───── The input

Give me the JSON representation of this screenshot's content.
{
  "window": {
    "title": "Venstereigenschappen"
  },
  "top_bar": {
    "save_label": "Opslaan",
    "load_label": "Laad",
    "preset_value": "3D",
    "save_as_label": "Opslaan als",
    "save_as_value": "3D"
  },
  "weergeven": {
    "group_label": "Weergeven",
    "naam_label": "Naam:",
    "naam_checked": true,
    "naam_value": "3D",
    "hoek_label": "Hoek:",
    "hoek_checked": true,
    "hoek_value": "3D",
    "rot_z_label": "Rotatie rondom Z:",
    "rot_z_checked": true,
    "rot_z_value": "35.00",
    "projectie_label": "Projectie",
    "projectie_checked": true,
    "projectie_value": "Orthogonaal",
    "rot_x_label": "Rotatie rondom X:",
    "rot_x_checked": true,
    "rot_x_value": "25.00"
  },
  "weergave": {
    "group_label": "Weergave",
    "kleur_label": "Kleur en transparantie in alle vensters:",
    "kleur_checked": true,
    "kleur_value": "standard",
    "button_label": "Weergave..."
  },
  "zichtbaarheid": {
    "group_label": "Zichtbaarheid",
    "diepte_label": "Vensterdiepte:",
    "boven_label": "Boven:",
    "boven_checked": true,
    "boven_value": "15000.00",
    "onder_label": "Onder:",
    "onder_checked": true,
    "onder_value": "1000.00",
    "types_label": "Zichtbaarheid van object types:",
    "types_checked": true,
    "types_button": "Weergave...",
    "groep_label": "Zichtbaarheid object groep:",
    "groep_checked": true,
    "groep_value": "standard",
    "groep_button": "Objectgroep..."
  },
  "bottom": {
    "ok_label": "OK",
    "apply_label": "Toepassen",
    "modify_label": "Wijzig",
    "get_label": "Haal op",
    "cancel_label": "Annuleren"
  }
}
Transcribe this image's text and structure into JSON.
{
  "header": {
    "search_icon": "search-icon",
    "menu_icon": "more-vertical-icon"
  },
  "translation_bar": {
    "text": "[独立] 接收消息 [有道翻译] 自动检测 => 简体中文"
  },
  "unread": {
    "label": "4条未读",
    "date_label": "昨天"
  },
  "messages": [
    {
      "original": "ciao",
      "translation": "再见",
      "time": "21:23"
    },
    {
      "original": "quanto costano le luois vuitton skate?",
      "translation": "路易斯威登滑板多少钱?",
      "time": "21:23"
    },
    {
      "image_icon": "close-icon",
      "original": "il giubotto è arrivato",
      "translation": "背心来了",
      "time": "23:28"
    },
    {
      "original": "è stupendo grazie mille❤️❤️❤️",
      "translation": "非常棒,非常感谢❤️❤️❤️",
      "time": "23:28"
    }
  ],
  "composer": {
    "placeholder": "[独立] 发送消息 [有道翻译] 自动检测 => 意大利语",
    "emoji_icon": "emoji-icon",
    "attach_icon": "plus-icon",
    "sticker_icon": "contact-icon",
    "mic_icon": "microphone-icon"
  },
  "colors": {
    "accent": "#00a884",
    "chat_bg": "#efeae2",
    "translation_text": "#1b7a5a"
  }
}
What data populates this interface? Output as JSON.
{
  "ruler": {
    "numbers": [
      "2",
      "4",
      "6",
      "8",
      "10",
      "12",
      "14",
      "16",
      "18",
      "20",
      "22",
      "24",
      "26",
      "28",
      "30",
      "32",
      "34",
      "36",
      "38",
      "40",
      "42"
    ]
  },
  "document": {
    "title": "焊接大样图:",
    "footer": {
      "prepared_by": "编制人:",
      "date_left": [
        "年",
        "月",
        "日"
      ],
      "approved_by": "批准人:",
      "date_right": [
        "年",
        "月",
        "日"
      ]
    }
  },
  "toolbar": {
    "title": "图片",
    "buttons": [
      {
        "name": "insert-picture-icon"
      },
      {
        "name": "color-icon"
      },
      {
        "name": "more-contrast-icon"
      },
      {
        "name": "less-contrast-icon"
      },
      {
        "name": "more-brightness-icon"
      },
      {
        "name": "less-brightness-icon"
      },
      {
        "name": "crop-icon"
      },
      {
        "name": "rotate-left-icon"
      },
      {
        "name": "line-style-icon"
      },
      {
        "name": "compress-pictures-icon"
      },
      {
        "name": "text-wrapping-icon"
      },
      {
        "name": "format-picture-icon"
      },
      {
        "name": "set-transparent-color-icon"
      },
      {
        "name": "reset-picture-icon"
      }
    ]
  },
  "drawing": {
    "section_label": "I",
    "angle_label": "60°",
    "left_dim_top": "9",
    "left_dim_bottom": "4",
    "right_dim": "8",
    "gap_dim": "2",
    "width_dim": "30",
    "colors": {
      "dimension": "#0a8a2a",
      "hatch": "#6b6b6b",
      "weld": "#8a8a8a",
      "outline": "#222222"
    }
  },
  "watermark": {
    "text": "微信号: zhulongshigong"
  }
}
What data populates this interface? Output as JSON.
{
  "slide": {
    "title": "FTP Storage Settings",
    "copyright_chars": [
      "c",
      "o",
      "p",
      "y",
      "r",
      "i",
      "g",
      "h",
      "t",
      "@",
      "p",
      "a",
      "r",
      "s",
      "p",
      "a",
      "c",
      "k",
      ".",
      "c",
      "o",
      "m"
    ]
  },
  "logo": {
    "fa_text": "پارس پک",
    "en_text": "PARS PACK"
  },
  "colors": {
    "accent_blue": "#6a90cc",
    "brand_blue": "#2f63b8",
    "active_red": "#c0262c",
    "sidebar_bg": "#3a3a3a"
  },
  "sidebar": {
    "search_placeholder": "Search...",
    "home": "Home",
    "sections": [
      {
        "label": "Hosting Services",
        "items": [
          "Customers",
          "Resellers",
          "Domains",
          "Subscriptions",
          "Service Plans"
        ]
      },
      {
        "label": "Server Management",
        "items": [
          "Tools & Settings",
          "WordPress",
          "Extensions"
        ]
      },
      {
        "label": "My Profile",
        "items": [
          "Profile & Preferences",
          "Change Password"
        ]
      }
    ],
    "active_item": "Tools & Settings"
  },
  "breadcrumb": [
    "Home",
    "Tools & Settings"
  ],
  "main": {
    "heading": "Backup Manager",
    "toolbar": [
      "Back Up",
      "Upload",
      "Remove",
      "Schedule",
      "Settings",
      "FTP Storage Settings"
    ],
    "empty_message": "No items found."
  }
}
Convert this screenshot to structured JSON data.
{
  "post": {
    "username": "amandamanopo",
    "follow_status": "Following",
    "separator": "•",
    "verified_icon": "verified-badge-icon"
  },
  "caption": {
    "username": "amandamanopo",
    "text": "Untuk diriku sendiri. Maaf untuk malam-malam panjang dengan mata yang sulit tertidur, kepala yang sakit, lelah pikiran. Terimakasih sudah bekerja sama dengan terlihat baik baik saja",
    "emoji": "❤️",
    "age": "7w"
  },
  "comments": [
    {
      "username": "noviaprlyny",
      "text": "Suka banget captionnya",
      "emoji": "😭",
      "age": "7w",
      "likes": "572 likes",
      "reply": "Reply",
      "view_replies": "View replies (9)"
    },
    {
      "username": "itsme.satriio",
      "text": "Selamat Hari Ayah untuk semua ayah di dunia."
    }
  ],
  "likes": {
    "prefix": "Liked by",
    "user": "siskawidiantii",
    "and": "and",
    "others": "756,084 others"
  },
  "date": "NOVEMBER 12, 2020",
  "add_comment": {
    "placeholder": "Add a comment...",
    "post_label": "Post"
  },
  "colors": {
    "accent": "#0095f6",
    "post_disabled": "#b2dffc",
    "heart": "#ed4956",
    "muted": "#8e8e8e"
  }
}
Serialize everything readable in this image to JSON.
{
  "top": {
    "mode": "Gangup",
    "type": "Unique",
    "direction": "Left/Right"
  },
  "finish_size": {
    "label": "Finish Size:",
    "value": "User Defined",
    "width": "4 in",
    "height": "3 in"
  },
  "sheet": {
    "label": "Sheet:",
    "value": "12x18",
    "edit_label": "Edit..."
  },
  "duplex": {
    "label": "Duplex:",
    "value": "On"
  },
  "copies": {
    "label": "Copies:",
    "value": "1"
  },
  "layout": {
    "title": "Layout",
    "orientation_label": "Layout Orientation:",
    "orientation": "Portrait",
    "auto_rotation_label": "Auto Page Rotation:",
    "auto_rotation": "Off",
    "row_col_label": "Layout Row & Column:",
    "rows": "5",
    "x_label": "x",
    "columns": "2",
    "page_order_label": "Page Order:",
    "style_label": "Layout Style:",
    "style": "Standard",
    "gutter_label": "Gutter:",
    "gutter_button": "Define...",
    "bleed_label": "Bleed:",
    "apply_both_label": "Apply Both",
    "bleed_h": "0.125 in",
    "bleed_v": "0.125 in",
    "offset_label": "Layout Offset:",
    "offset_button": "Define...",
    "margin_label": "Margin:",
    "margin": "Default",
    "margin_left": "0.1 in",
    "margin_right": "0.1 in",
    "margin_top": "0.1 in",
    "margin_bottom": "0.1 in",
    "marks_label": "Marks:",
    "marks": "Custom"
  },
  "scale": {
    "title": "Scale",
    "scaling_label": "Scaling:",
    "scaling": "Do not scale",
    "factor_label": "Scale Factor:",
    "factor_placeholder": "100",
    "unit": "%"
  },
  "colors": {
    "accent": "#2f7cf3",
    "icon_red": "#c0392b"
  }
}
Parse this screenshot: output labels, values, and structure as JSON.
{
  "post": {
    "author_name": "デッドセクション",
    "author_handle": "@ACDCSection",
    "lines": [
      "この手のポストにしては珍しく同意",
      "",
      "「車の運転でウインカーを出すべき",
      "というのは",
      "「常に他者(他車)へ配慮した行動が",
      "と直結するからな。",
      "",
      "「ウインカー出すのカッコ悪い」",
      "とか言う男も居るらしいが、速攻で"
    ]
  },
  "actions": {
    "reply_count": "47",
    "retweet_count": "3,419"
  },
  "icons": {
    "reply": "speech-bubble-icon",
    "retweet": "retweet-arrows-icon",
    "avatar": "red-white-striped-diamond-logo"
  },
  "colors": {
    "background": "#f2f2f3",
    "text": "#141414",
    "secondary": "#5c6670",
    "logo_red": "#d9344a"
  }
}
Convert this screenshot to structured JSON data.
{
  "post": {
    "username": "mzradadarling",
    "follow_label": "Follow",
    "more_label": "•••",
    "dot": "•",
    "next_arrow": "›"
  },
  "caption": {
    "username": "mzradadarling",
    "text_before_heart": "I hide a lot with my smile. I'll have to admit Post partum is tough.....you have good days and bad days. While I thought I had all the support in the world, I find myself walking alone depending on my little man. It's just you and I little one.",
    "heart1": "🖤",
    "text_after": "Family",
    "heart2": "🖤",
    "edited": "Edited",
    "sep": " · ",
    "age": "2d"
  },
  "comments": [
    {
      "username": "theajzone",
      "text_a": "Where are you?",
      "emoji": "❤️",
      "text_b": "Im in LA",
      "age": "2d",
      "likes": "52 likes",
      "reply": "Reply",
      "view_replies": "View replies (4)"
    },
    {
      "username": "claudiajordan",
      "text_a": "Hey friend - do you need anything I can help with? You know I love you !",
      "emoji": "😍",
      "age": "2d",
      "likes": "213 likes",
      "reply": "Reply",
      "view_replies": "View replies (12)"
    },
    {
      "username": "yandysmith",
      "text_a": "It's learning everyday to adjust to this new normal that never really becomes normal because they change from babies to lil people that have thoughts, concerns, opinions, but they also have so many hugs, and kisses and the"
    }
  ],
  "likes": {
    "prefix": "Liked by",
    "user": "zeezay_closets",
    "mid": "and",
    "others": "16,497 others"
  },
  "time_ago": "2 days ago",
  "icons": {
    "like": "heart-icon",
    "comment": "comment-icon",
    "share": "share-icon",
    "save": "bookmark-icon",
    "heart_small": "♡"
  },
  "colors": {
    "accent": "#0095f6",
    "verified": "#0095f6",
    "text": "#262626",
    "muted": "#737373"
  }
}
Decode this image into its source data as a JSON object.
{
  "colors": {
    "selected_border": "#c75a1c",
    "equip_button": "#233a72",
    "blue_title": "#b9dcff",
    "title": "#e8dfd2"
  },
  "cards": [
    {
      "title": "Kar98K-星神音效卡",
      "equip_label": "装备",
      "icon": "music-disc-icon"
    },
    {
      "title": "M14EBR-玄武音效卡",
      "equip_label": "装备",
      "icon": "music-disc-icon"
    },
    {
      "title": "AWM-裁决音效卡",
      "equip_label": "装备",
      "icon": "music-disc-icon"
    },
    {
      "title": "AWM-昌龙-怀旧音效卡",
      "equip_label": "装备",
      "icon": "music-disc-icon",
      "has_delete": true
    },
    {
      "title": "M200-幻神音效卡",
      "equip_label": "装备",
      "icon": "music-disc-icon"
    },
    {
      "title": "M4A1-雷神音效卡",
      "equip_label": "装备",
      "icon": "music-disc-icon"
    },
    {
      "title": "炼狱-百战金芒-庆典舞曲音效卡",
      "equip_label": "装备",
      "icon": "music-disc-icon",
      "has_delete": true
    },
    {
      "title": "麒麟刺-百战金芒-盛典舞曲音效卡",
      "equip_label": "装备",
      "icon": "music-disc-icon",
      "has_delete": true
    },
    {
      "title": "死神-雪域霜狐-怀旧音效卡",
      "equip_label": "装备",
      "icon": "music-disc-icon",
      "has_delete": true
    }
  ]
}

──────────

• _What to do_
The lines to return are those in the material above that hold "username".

• _Exercise solution_
    "username": "amandamanopo",
    "username": "amandamanopo",
      "username": "noviaprlyny",
      "username": "itsme.satriio",
    "username": "mzradadarling",
    "username": "mzradadarling",
      "username": "theajzone",
      "username": "claudiajordan",
      "username": "yandysmith",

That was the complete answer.